New handblown Glassybaby 'Frog Hunting,'
Ella Higginson, the first poet laureate of WA.
A trio blooming where they were planted,
Shaw Island, WA.
anno twenty-nine January 2016.
29 January 2016
09 January 2016
01 January 2016
|HAPPY NEW YEAR|
" Foxes get hungry just now and given half a chance will take precious young pullets and tough old hens. Wonderful words of country wisdom come easily from Mrs. Hart as she and I do the washing up together. Her hens, kept in a large wire-enclosed run, lay well, and neither she nor they have a sleepless night when foxes are visiting the neighboring poultry. The small door into the hen-house is never closed but the doorway has a couple of iron chains hanging down over the entrance. When the ground has been snow-covered, a fox's footmarks have reached the chains, then turned away. Could it be an instinctive fear that the chains are a trap? I like to hear from Mrs. Hart about the postman who used to bicycle four miles to our village each morning, made his delivery, then brewed tea and waited in a tiny cottage (just one up and one down) until afternoon to allow the villagers time to answer their mail. He sold them stamps and bicycled back into town punctually for the letters to be sorted and arrive at their destinations the next morning; and this for the price of 1d. But that was before my day. When I came here we had our own post office where Mrs. Messenger sold stamps and sweets in the front room and second-hand clothes in the back. She was well patronised as those were the days of clothes coupons. Later Mrs. Turner had the post office and it was the hub of village life. You could buy all sorts of things, from Reckitt's blue and hairnets to chocolate bars and tinned dog food; with time to spare you could pick up the village gossip too. Incidentally the Reckitt's blue was not, as you would expect, for the wash tubs, but was kept specially for the owner of the Shire stallion to rinse his great horse's white feathers in before going to a show. Now we just have a letter box with no means of acquiring stamps, local news or anything else."

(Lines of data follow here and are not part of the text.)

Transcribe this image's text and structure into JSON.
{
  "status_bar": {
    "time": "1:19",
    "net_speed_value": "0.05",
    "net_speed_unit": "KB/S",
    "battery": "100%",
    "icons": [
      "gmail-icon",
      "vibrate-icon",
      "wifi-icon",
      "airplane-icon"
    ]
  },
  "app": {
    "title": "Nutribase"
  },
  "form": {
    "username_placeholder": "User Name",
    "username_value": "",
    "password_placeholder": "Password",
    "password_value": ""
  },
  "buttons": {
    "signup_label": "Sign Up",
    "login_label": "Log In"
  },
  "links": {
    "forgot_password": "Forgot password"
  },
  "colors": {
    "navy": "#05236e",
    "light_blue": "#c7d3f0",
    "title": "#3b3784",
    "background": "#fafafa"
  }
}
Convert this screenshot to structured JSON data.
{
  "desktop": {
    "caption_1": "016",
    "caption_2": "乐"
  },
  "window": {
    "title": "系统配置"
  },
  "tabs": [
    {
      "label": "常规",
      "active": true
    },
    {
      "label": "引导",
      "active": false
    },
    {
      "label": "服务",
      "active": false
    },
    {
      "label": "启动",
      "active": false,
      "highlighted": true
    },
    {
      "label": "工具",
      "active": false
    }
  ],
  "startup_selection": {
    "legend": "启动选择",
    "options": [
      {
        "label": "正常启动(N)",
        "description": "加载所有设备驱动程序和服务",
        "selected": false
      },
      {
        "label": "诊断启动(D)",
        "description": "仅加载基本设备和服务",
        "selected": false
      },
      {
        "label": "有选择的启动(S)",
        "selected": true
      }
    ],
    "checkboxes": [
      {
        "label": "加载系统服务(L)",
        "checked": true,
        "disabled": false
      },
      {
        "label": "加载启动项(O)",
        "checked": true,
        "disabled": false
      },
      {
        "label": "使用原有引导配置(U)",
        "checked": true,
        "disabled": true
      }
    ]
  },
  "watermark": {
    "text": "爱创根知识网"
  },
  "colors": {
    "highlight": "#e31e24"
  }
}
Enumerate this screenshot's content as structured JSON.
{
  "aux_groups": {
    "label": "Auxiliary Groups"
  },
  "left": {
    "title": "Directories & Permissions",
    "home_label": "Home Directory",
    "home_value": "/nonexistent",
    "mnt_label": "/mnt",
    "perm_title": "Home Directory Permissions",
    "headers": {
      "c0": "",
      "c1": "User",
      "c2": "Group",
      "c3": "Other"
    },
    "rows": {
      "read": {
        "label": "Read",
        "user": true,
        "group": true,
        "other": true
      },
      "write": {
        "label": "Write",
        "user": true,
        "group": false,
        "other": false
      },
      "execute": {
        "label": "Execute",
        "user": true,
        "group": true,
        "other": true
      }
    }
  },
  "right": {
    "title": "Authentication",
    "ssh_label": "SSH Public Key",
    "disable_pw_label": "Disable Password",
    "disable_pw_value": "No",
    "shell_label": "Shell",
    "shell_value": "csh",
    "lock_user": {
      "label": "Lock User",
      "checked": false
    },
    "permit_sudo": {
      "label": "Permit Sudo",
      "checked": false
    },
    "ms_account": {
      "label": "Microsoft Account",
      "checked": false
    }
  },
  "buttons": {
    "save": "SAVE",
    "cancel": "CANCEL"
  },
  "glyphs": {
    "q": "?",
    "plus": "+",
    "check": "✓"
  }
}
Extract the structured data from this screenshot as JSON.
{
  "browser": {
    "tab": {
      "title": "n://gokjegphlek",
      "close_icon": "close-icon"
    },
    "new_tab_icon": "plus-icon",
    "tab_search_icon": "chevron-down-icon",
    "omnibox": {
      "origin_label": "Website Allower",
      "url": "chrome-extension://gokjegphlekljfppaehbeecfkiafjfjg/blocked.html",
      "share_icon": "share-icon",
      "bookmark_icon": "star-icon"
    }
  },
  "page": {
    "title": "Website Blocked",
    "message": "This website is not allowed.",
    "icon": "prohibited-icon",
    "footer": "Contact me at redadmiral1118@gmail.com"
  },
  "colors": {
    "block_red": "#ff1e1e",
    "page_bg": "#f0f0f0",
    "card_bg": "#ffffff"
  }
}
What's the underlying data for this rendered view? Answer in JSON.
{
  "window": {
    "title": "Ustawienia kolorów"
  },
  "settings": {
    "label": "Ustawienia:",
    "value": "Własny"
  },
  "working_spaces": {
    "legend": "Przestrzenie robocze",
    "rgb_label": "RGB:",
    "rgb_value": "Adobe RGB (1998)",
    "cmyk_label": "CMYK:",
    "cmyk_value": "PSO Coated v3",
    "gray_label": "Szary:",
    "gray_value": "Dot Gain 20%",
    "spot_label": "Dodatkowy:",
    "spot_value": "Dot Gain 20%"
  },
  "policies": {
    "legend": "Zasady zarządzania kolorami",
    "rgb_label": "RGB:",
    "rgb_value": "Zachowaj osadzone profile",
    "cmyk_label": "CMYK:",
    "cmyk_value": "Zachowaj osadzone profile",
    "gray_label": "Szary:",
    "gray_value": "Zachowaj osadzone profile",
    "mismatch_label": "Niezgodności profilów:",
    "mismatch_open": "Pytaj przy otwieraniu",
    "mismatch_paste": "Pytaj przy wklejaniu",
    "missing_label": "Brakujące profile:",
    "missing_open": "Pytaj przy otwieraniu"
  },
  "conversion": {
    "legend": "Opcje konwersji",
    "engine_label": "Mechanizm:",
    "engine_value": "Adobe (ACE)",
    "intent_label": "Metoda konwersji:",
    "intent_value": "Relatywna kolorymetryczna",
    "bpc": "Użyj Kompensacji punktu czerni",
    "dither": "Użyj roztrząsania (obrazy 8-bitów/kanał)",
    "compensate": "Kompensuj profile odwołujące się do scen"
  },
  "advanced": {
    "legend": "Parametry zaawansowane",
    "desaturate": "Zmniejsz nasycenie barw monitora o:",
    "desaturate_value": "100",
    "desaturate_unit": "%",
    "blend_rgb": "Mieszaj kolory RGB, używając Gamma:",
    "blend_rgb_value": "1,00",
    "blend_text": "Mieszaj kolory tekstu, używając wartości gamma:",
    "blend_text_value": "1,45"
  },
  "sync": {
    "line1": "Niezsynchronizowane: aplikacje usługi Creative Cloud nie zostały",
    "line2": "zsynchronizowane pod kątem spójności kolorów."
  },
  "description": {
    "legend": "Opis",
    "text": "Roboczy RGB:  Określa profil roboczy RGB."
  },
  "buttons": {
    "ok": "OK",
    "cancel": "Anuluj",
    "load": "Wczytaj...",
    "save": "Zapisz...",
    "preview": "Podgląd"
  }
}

Rosemary Verey, OBE, VMH, the latter being the highest accolade from the Royal Horticulture Society. She lectured, designed and still had time to garden at her beautiful Barnsley House in the Cotswolds.